OROVILLE -- Elizabeth Reynolds has never lived in Contra Costa County. The Oroville grandmother wants to be very clear about that.
And she certainly didn't die there.
Much of this was in doubt over the last two months, at least in the eyes of the Contra Costa Tax Collector's office, which garnished Reynolds $413 state income tax refund to help pay off the county debt of a similarly named dead woman it insisted was her. Inexplicably, the Oroville Reynolds' social security number somehow was attached to the Contra Costa Reynolds, who passed away more than a decade ago.
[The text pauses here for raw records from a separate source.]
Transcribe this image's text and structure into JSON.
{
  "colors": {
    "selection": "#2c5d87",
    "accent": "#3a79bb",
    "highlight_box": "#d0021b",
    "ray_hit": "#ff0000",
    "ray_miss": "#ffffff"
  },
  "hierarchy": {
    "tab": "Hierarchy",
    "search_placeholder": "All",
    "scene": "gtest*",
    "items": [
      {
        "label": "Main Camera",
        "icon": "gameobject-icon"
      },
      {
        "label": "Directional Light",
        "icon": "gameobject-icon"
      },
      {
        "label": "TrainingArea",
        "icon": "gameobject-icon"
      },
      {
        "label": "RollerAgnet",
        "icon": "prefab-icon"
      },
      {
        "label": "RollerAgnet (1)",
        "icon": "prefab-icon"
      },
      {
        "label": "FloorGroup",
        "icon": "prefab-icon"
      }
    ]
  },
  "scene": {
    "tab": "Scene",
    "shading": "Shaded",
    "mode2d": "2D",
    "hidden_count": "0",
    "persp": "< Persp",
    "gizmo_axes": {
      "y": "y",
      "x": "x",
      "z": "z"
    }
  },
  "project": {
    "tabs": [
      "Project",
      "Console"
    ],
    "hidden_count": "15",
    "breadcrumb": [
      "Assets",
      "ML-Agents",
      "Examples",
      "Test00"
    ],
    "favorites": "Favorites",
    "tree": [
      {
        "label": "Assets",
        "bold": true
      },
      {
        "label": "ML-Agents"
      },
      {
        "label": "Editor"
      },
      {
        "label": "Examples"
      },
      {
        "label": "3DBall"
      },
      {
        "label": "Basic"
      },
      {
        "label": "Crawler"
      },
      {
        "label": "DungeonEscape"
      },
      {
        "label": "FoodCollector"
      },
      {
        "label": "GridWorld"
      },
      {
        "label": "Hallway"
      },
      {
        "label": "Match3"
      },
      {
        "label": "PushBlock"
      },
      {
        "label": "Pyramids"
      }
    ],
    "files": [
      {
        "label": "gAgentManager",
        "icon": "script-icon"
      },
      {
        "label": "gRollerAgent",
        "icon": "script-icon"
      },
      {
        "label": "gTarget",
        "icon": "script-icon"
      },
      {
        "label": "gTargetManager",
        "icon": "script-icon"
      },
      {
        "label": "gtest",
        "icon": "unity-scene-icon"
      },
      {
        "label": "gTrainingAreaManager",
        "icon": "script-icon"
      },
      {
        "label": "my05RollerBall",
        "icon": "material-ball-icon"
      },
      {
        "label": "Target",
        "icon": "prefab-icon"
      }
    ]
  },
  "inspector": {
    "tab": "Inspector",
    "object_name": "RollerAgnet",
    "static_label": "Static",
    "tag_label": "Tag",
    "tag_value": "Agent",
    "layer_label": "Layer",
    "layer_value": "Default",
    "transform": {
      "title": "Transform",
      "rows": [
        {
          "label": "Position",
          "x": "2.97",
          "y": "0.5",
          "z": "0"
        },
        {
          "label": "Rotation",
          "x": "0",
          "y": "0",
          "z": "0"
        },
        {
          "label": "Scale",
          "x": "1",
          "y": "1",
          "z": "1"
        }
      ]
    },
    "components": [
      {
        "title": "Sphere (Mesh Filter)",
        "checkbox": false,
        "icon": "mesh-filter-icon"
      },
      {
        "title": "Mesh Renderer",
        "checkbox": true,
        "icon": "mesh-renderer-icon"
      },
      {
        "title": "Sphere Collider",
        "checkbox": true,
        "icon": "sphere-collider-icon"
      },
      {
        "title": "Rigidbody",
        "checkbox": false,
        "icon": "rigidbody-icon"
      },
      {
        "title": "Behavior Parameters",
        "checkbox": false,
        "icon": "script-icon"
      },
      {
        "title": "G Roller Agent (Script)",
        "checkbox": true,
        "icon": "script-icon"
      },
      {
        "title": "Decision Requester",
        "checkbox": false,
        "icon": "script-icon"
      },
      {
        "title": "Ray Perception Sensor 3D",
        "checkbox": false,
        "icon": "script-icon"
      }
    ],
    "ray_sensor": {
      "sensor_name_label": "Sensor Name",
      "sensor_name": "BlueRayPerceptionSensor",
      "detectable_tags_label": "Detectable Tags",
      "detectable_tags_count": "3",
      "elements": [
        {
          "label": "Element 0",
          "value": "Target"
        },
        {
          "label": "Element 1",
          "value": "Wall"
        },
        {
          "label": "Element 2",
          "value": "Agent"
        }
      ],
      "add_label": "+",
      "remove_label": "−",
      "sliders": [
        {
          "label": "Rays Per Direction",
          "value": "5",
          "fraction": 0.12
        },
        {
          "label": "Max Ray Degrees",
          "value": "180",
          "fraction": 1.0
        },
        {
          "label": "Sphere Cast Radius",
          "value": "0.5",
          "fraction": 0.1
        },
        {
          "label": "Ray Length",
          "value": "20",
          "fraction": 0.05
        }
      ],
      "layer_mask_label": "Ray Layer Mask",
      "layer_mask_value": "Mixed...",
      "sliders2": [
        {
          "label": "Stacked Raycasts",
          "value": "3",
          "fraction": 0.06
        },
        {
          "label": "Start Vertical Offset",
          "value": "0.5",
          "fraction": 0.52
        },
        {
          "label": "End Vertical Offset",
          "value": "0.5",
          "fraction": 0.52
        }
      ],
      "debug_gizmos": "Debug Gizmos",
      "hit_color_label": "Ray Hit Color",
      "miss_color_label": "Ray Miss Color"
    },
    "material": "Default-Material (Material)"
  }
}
When she challenged the county, the alive-and-kicking Reynolds found herself in an epic bureaucratic nightmare, leading to countless phone calls, e-mails and faxes. She finally got her money back, but is still miffed about what she calls "identity theft" by the government agency.
"I was gobsmacked because they didn't even seem to be bothered by it," Reynolds, 56, said of the errant bureaucrats. "Every time I mentioned the words 'identity theft' they lost their little minds."
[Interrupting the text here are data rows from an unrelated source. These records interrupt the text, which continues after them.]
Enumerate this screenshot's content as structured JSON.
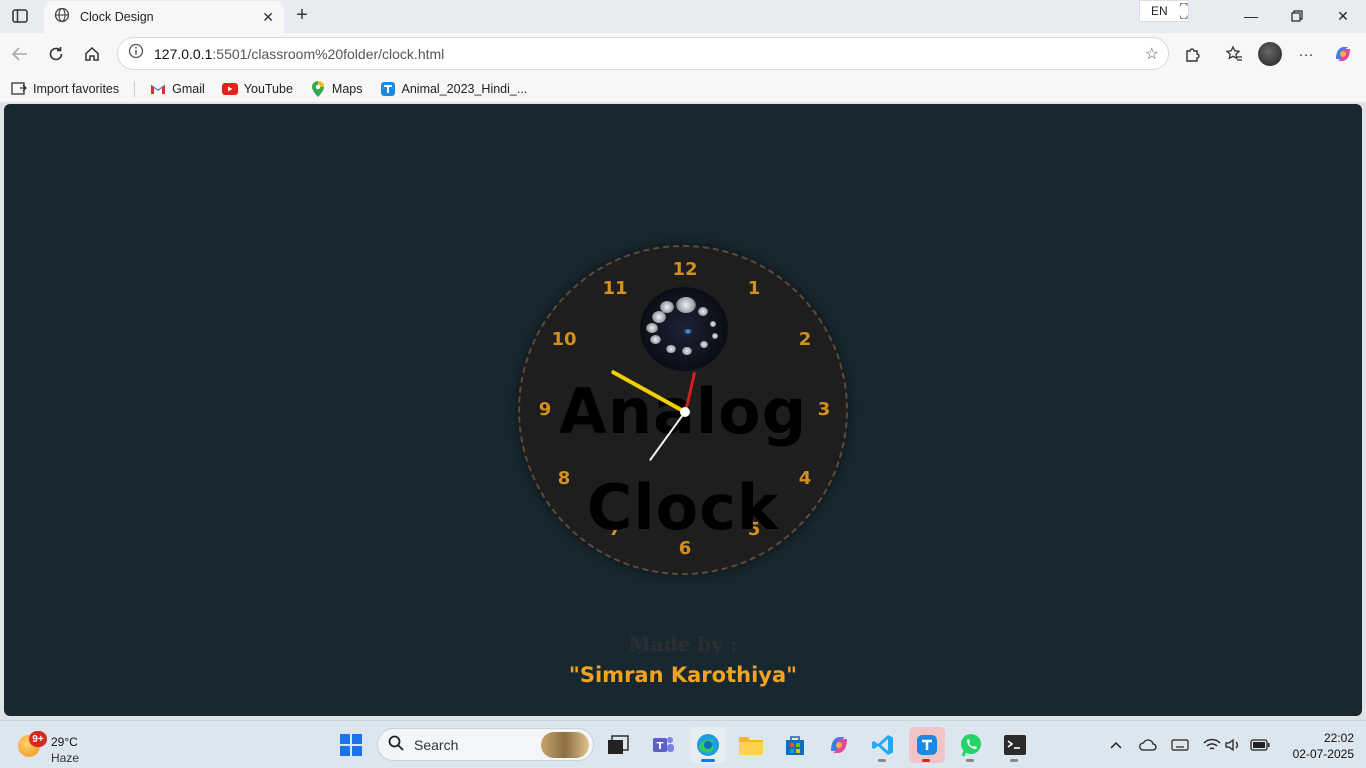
{
  "browser": {
    "tab_title": "Clock Design",
    "url_host": "127.0.0.1",
    "url_path": ":5501/classroom%20folder/clock.html",
    "lang": "EN",
    "favorites": [
      {
        "label": "Import favorites",
        "icon": "import-icon"
      },
      {
        "label": "Gmail",
        "icon": "gmail-icon"
      },
      {
        "label": "YouTube",
        "icon": "youtube-icon"
      },
      {
        "label": "Maps",
        "icon": "maps-icon"
      },
      {
        "label": "Animal_2023_Hindi_...",
        "icon": "site-icon"
      }
    ]
  },
  "clock": {
    "numbers": [
      "12",
      "1",
      "2",
      "3",
      "4",
      "5",
      "6",
      "7",
      "8",
      "9",
      "10",
      "11"
    ],
    "title_line1": "Analog",
    "title_line2": "Clock",
    "colors": {
      "hour_hand": "#f0d000",
      "minute_hand": "#d11e1e",
      "second_hand": "#f2f2f2",
      "numbers": "#d4901c"
    }
  },
  "footer": {
    "made_by": "Made by :",
    "author": "\"Simran Karothiya\""
  },
  "taskbar": {
    "weather_badge": "9+",
    "temperature": "29°C",
    "condition": "Haze",
    "search_placeholder": "Search",
    "time": "22:02",
    "date": "02-07-2025"
  }
}
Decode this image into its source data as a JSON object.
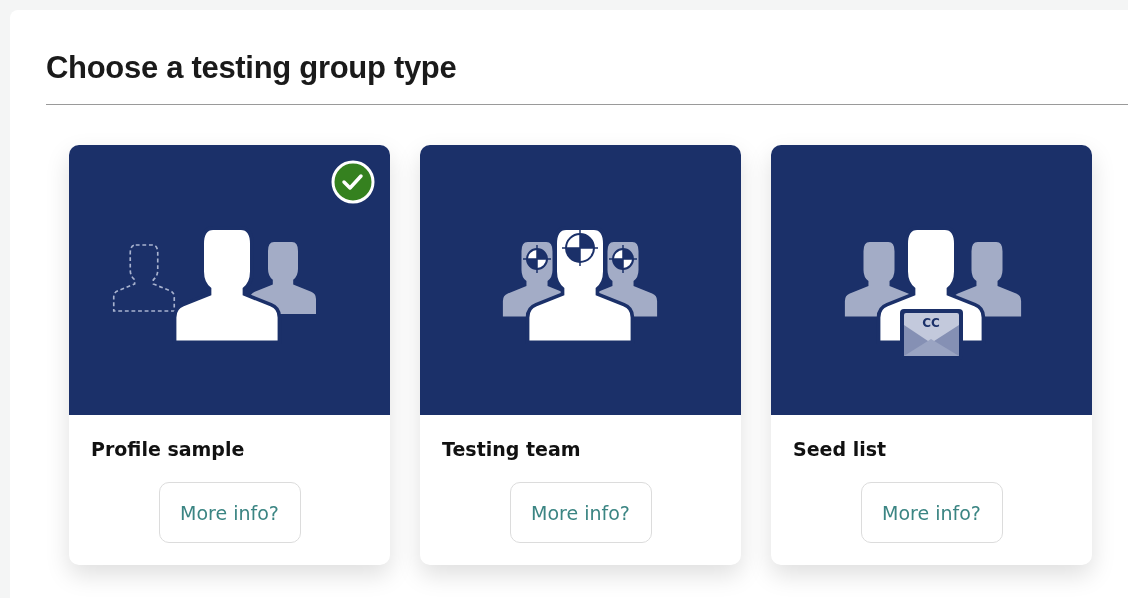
{
  "heading": "Choose a testing group type",
  "cards": [
    {
      "kind": "profile",
      "title": "Profile sample",
      "selected": true,
      "button": "More info?"
    },
    {
      "kind": "team",
      "title": "Testing team",
      "selected": false,
      "button": "More info?"
    },
    {
      "kind": "seed",
      "title": "Seed list",
      "selected": false,
      "button": "More info?",
      "envelope_label": "CC"
    }
  ]
}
As for the tax collector, he acknowledges his office screwed up by not recognizing that Elizabeth Reynolds, the Rossmoor woman who owed the agency about $4,000, had died in 1999. A property tax debt is written off once the individual dies, Tax Collector Russell Watts said.
"It looks pretty embarrassing," said Watts, adding his department "profusely apologized."
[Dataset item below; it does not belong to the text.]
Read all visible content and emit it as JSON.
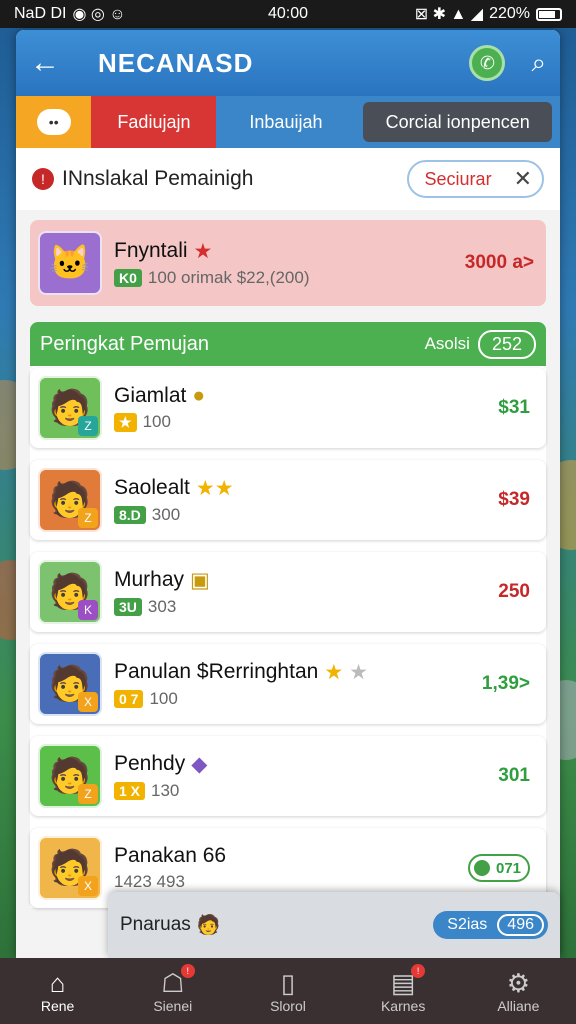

The ordeal began April 29 when Reynolds received a notice in the mail that her California income tax refund had been seized by Contra Costa to pay off a debt.
Reynolds' husband called the tax collector office and got a definitive response: "This isn't your debt, this is your dead wife's debt," Reynolds said. He told the worker his wife of 39 years was alive and well.
Reynolds called the tax collector's office herself the next day and told an employee: "I'm not dead yet, I'm feeling much better."
"We were laughing at the start because we thought it was funny and we thought right when we told them about the mix-up they'd fix it," she said.
The clerk corrected the computer entry and said someone had mistakenly attached her Social Security number to the dead woman's information. But Reynolds was advised to call the Franchise Tax Board to get her money back.
That touched off a series of marathon phone "on-hold" sessions, Reynolds said. A state senator's aide, whom she asked for help, told her to be patient and wait for a human being. "I finally said, 'OK, I'm gonna stay on hold. If the Second Coming happens, I'll be on the phone,'" the Sunday school teacher said.
Ninety minutes later, a Franchise Tax Board representative told her: "We didn't do this, Contra Costa did this."
Reynolds called Contra Costa back and was told she would be reimbursed the $413 once the state sent the money to them. Multiple calls and several weeks later, she said she was told the county was still waiting on the state.
"I called the Franchise Tax Board again and they said, 'We mailed the check two weeks ago,'" Reynolds said.
At this point, Reynolds, who re-enacts 16th century Scotland life in Renaissance Faires, turned Mary, Queen of Scots, and got medieval.
"I was really, really ticked," she said.
On May 23, the county told her the check was in the mail, a repeated refrain over the next weeks. By June 3, no check had arrived and she said she went up the chain of command. By that point, her original plan to use the refund to fly to Texas for the birth of her grandson had been nixed because the couple, of modest means, could not afford the rising plane ticket price.
Finally, on June 6, the county overnighted a check.
Reynolds was an unfortunate victim of the Franchise Tax Board's Interagency Intercept Collection Program, which allows government agencies and California colleges to intercept tax refunds, lottery winnings and unclaimed property disbursements from individuals who owe them debts.
The intercept program requires Social Security numbers to garnish tax returns, which forces the county office to do some investigating because that identifier is not included with property tax records. A five-person, in-house tax compliance team uses Lexis Nexis and other information databases to track down the information.
The "clerical error" that afflicted Reynolds appears more egregious because the deceased Elizabeth Reynolds' middle initial is "C," while the Oroville Reynolds' middle name is "Ann."
Reynolds is memorializing her travails on Facebook page she started, "Pickpockets With Nametags."
"It's not easy being dead," she said. "It really cramps a girl's style."
Contact Matthias Gafni at 925-952-5026. Follow him at Twitter.com/mgafni.